**Work task**
The copy you give must match the records exactly, except that it holds no images.

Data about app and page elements
----------------------------------------

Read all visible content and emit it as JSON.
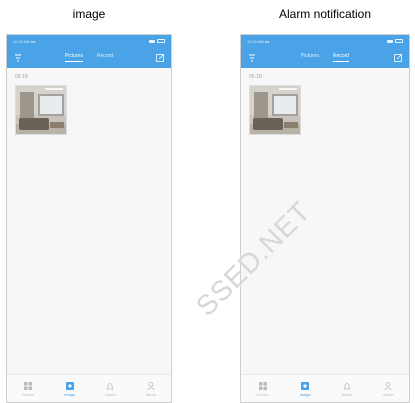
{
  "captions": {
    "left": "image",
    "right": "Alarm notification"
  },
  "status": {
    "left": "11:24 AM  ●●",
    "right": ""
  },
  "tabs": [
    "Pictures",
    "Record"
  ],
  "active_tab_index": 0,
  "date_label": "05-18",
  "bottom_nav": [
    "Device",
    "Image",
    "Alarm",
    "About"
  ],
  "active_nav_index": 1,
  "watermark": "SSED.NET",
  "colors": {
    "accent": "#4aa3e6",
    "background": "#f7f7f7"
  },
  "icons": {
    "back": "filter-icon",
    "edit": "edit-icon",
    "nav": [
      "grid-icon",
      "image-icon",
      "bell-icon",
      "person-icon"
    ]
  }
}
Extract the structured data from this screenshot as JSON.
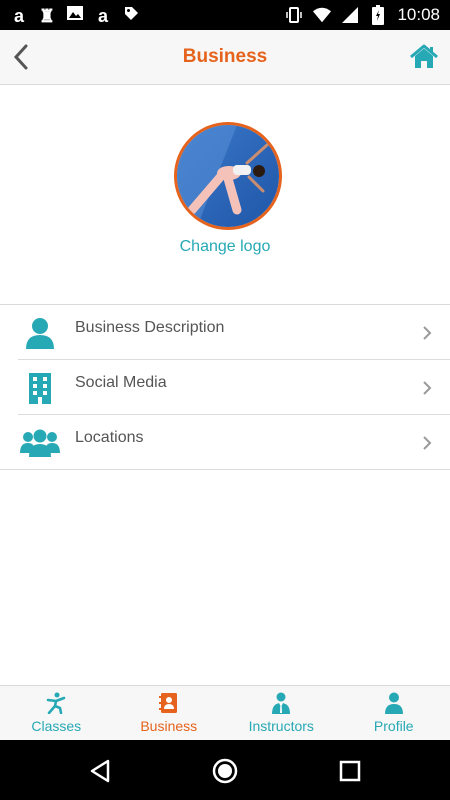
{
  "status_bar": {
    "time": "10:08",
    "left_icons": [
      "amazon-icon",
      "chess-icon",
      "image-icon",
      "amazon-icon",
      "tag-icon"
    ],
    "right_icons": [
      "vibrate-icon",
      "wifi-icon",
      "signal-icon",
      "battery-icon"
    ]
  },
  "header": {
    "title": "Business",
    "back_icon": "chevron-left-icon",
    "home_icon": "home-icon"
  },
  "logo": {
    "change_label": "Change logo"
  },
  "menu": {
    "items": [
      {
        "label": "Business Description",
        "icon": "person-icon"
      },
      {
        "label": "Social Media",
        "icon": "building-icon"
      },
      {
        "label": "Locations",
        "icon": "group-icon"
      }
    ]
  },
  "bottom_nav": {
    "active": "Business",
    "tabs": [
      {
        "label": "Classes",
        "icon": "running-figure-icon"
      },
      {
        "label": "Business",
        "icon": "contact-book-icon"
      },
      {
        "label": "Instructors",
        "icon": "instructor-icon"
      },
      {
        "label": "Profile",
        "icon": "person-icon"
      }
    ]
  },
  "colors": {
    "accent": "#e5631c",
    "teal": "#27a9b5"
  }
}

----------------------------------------

**Solved problem**
Read all visible content and emit it as JSON.
{
  "captions": {
    "left": "image",
    "right": "Alarm notification"
  },
  "status": {
    "left": "11:24 AM  ●●",
    "right": ""
  },
  "tabs": [
    "Pictures",
    "Record"
  ],
  "active_tab_index": 0,
  "date_label": "05-18",
  "bottom_nav": [
    "Device",
    "Image",
    "Alarm",
    "About"
  ],
  "active_nav_index": 1,
  "watermark": "SSED.NET",
  "colors": {
    "accent": "#4aa3e6",
    "background": "#f7f7f7"
  },
  "icons": {
    "back": "filter-icon",
    "edit": "edit-icon",
    "nav": [
      "grid-icon",
      "image-icon",
      "bell-icon",
      "person-icon"
    ]
  }
}
Extract the structured data from this screenshot as JSON.
{
  "status_bar": {
    "time": "10:08",
    "left_icons": [
      "amazon-icon",
      "chess-icon",
      "image-icon",
      "amazon-icon",
      "tag-icon"
    ],
    "right_icons": [
      "vibrate-icon",
      "wifi-icon",
      "signal-icon",
      "battery-icon"
    ]
  },
  "header": {
    "title": "Business",
    "back_icon": "chevron-left-icon",
    "home_icon": "home-icon"
  },
  "logo": {
    "change_label": "Change logo"
  },
  "menu": {
    "items": [
      {
        "label": "Business Description",
        "icon": "person-icon"
      },
      {
        "label": "Social Media",
        "icon": "building-icon"
      },
      {
        "label": "Locations",
        "icon": "group-icon"
      }
    ]
  },
  "bottom_nav": {
    "active": "Business",
    "tabs": [
      {
        "label": "Classes",
        "icon": "running-figure-icon"
      },
      {
        "label": "Business",
        "icon": "contact-book-icon"
      },
      {
        "label": "Instructors",
        "icon": "instructor-icon"
      },
      {
        "label": "Profile",
        "icon": "person-icon"
      }
    ]
  },
  "colors": {
    "accent": "#e5631c",
    "teal": "#27a9b5"
  }
}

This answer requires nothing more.